### About this task:
Each entry needs to be duplicated exactly.

### Record extracts:
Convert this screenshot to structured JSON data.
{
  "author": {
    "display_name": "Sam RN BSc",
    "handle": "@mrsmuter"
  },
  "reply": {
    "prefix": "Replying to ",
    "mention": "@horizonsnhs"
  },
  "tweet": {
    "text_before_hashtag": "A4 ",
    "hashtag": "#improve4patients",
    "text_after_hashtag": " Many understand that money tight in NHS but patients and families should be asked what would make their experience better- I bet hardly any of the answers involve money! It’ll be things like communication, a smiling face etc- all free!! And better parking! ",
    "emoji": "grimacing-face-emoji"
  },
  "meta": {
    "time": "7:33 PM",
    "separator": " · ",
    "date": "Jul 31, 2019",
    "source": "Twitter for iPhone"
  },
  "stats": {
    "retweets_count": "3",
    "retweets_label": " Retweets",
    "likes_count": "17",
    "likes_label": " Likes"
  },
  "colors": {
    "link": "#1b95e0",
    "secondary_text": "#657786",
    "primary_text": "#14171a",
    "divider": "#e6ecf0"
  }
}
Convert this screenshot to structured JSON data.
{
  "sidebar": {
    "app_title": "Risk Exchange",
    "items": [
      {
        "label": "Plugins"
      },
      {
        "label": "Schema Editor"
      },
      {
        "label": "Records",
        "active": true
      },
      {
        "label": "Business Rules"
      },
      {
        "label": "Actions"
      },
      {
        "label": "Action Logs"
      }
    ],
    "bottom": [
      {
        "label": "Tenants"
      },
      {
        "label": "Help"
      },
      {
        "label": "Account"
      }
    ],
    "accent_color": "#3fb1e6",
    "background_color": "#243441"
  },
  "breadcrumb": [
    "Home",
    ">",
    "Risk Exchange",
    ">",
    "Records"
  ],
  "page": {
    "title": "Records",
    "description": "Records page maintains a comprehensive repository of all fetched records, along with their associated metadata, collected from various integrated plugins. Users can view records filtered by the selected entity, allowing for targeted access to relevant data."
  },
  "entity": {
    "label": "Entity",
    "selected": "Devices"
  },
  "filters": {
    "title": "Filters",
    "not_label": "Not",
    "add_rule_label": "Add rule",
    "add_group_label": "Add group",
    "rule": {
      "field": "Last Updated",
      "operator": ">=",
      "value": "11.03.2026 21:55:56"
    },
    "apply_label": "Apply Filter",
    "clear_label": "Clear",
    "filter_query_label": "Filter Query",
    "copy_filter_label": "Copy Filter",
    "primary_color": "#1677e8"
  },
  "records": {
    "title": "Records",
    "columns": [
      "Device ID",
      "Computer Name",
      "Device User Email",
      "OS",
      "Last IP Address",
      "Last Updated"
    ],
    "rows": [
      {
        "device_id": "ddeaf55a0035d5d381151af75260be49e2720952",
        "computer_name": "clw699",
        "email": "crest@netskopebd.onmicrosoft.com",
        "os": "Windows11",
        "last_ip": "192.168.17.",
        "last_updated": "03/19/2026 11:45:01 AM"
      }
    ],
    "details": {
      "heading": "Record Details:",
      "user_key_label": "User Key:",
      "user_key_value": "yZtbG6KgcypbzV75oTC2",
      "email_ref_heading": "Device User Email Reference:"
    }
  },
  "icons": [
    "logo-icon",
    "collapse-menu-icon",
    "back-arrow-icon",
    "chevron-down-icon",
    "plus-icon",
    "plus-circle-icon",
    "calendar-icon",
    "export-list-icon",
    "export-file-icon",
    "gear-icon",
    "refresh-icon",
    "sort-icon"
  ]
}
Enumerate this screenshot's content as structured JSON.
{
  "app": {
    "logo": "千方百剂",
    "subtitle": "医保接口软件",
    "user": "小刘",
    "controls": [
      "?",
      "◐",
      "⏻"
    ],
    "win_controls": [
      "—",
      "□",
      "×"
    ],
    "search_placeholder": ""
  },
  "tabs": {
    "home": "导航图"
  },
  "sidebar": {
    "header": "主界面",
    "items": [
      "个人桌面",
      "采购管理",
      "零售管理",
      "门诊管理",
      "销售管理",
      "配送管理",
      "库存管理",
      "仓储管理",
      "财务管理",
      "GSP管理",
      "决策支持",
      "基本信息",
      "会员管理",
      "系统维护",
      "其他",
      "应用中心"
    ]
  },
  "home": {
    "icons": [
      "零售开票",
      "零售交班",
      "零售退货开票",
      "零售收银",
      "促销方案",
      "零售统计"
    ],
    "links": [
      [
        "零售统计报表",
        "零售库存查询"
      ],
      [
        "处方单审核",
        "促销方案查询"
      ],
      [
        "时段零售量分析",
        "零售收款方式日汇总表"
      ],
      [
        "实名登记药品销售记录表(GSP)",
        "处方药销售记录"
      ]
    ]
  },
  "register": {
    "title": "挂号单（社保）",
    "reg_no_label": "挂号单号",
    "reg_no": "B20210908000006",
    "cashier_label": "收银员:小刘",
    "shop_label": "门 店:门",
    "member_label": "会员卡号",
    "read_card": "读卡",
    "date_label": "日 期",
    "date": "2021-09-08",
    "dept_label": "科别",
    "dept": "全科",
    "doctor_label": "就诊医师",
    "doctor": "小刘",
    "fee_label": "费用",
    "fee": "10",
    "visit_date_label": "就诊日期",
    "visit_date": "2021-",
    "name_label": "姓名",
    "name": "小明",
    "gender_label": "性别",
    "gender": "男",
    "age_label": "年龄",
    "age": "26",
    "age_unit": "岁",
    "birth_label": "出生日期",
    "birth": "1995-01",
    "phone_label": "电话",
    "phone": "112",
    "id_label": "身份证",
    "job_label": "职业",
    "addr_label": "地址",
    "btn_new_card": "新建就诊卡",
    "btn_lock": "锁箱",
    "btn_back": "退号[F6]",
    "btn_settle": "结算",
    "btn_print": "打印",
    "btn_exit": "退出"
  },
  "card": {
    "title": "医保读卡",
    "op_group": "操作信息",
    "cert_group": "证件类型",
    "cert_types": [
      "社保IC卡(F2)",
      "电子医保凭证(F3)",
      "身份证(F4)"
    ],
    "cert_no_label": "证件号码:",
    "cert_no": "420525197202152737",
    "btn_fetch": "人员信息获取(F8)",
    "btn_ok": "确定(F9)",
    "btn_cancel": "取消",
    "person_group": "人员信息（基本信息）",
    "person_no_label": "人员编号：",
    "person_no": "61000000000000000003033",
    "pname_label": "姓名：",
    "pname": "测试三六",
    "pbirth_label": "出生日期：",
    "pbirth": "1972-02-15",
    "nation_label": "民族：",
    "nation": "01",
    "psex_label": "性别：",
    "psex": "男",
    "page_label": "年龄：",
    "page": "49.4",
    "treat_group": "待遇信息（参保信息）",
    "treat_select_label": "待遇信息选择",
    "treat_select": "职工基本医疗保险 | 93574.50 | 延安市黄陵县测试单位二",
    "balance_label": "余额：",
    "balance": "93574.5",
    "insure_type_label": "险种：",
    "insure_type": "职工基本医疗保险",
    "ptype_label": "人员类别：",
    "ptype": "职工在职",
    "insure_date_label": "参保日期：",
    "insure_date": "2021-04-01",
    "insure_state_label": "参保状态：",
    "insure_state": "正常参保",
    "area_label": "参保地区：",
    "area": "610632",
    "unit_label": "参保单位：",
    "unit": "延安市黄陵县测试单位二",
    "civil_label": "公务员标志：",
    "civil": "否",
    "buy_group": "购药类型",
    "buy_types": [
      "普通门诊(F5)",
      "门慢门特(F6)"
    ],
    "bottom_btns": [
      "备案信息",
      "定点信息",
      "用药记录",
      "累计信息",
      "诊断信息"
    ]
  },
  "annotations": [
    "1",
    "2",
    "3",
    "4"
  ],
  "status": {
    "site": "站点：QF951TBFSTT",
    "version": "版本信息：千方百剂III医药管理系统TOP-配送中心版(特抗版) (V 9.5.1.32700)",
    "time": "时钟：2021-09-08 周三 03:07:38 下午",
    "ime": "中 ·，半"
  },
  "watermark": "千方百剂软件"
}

### Answer to this task:
Convert this screenshot to structured JSON data.
{
  "author": {
    "display_name": "Sam RN BSc",
    "handle": "@mrsmuter"
  },
  "reply": {
    "prefix": "Replying to ",
    "mention": "@horizonsnhs"
  },
  "tweet": {
    "text_before_hashtag": "A4 ",
    "hashtag": "#improve4patients",
    "text_after_hashtag": " Many understand that money tight in NHS but patients and families should be asked what would make their experience better- I bet hardly any of the answers involve money! It’ll be things like communication, a smiling face etc- all free!! And better parking! ",
    "emoji": "grimacing-face-emoji"
  },
  "meta": {
    "time": "7:33 PM",
    "separator": " · ",
    "date": "Jul 31, 2019",
    "source": "Twitter for iPhone"
  },
  "stats": {
    "retweets_count": "3",
    "retweets_label": " Retweets",
    "likes_count": "17",
    "likes_label": " Likes"
  },
  "colors": {
    "link": "#1b95e0",
    "secondary_text": "#657786",
    "primary_text": "#14171a",
    "divider": "#e6ecf0"
  }
}
Convert this screenshot to structured JSON data.
{
  "sidebar": {
    "app_title": "Risk Exchange",
    "items": [
      {
        "label": "Plugins"
      },
      {
        "label": "Schema Editor"
      },
      {
        "label": "Records",
        "active": true
      },
      {
        "label": "Business Rules"
      },
      {
        "label": "Actions"
      },
      {
        "label": "Action Logs"
      }
    ],
    "bottom": [
      {
        "label": "Tenants"
      },
      {
        "label": "Help"
      },
      {
        "label": "Account"
      }
    ],
    "accent_color": "#3fb1e6",
    "background_color": "#243441"
  },
  "breadcrumb": [
    "Home",
    ">",
    "Risk Exchange",
    ">",
    "Records"
  ],
  "page": {
    "title": "Records",
    "description": "Records page maintains a comprehensive repository of all fetched records, along with their associated metadata, collected from various integrated plugins. Users can view records filtered by the selected entity, allowing for targeted access to relevant data."
  },
  "entity": {
    "label": "Entity",
    "selected": "Devices"
  },
  "filters": {
    "title": "Filters",
    "not_label": "Not",
    "add_rule_label": "Add rule",
    "add_group_label": "Add group",
    "rule": {
      "field": "Last Updated",
      "operator": ">=",
      "value": "11.03.2026 21:55:56"
    },
    "apply_label": "Apply Filter",
    "clear_label": "Clear",
    "filter_query_label": "Filter Query",
    "copy_filter_label": "Copy Filter",
    "primary_color": "#1677e8"
  },
  "records": {
    "title": "Records",
    "columns": [
      "Device ID",
      "Computer Name",
      "Device User Email",
      "OS",
      "Last IP Address",
      "Last Updated"
    ],
    "rows": [
      {
        "device_id": "ddeaf55a0035d5d381151af75260be49e2720952",
        "computer_name": "clw699",
        "email": "crest@netskopebd.onmicrosoft.com",
        "os": "Windows11",
        "last_ip": "192.168.17.",
        "last_updated": "03/19/2026 11:45:01 AM"
      }
    ],
    "details": {
      "heading": "Record Details:",
      "user_key_label": "User Key:",
      "user_key_value": "yZtbG6KgcypbzV75oTC2",
      "email_ref_heading": "Device User Email Reference:"
    }
  },
  "icons": [
    "logo-icon",
    "collapse-menu-icon",
    "back-arrow-icon",
    "chevron-down-icon",
    "plus-icon",
    "plus-circle-icon",
    "calendar-icon",
    "export-list-icon",
    "export-file-icon",
    "gear-icon",
    "refresh-icon",
    "sort-icon"
  ]
}
Enumerate this screenshot's content as structured JSON.
{
  "app": {
    "logo": "千方百剂",
    "subtitle": "医保接口软件",
    "user": "小刘",
    "controls": [
      "?",
      "◐",
      "⏻"
    ],
    "win_controls": [
      "—",
      "□",
      "×"
    ],
    "search_placeholder": ""
  },
  "tabs": {
    "home": "导航图"
  },
  "sidebar": {
    "header": "主界面",
    "items": [
      "个人桌面",
      "采购管理",
      "零售管理",
      "门诊管理",
      "销售管理",
      "配送管理",
      "库存管理",
      "仓储管理",
      "财务管理",
      "GSP管理",
      "决策支持",
      "基本信息",
      "会员管理",
      "系统维护",
      "其他",
      "应用中心"
    ]
  },
  "home": {
    "icons": [
      "零售开票",
      "零售交班",
      "零售退货开票",
      "零售收银",
      "促销方案",
      "零售统计"
    ],
    "links": [
      [
        "零售统计报表",
        "零售库存查询"
      ],
      [
        "处方单审核",
        "促销方案查询"
      ],
      [
        "时段零售量分析",
        "零售收款方式日汇总表"
      ],
      [
        "实名登记药品销售记录表(GSP)",
        "处方药销售记录"
      ]
    ]
  },
  "register": {
    "title": "挂号单（社保）",
    "reg_no_label": "挂号单号",
    "reg_no": "B20210908000006",
    "cashier_label": "收银员:小刘",
    "shop_label": "门 店:门",
    "member_label": "会员卡号",
    "read_card": "读卡",
    "date_label": "日 期",
    "date": "2021-09-08",
    "dept_label": "科别",
    "dept": "全科",
    "doctor_label": "就诊医师",
    "doctor": "小刘",
    "fee_label": "费用",
    "fee": "10",
    "visit_date_label": "就诊日期",
    "visit_date": "2021-",
    "name_label": "姓名",
    "name": "小明",
    "gender_label": "性别",
    "gender": "男",
    "age_label": "年龄",
    "age": "26",
    "age_unit": "岁",
    "birth_label": "出生日期",
    "birth": "1995-01",
    "phone_label": "电话",
    "phone": "112",
    "id_label": "身份证",
    "job_label": "职业",
    "addr_label": "地址",
    "btn_new_card": "新建就诊卡",
    "btn_lock": "锁箱",
    "btn_back": "退号[F6]",
    "btn_settle": "结算",
    "btn_print": "打印",
    "btn_exit": "退出"
  },
  "card": {
    "title": "医保读卡",
    "op_group": "操作信息",
    "cert_group": "证件类型",
    "cert_types": [
      "社保IC卡(F2)",
      "电子医保凭证(F3)",
      "身份证(F4)"
    ],
    "cert_no_label": "证件号码:",
    "cert_no": "420525197202152737",
    "btn_fetch": "人员信息获取(F8)",
    "btn_ok": "确定(F9)",
    "btn_cancel": "取消",
    "person_group": "人员信息（基本信息）",
    "person_no_label": "人员编号：",
    "person_no": "61000000000000000003033",
    "pname_label": "姓名：",
    "pname": "测试三六",
    "pbirth_label": "出生日期：",
    "pbirth": "1972-02-15",
    "nation_label": "民族：",
    "nation": "01",
    "psex_label": "性别：",
    "psex": "男",
    "page_label": "年龄：",
    "page": "49.4",
    "treat_group": "待遇信息（参保信息）",
    "treat_select_label": "待遇信息选择",
    "treat_select": "职工基本医疗保险 | 93574.50 | 延安市黄陵县测试单位二",
    "balance_label": "余额：",
    "balance": "93574.5",
    "insure_type_label": "险种：",
    "insure_type": "职工基本医疗保险",
    "ptype_label": "人员类别：",
    "ptype": "职工在职",
    "insure_date_label": "参保日期：",
    "insure_date": "2021-04-01",
    "insure_state_label": "参保状态：",
    "insure_state": "正常参保",
    "area_label": "参保地区：",
    "area": "610632",
    "unit_label": "参保单位：",
    "unit": "延安市黄陵县测试单位二",
    "civil_label": "公务员标志：",
    "civil": "否",
    "buy_group": "购药类型",
    "buy_types": [
      "普通门诊(F5)",
      "门慢门特(F6)"
    ],
    "bottom_btns": [
      "备案信息",
      "定点信息",
      "用药记录",
      "累计信息",
      "诊断信息"
    ]
  },
  "annotations": [
    "1",
    "2",
    "3",
    "4"
  ],
  "status": {
    "site": "站点：QF951TBFSTT",
    "version": "版本信息：千方百剂III医药管理系统TOP-配送中心版(特抗版) (V 9.5.1.32700)",
    "time": "时钟：2021-09-08 周三 03:07:38 下午",
    "ime": "中 ·，半"
  },
  "watermark": "千方百剂软件"
}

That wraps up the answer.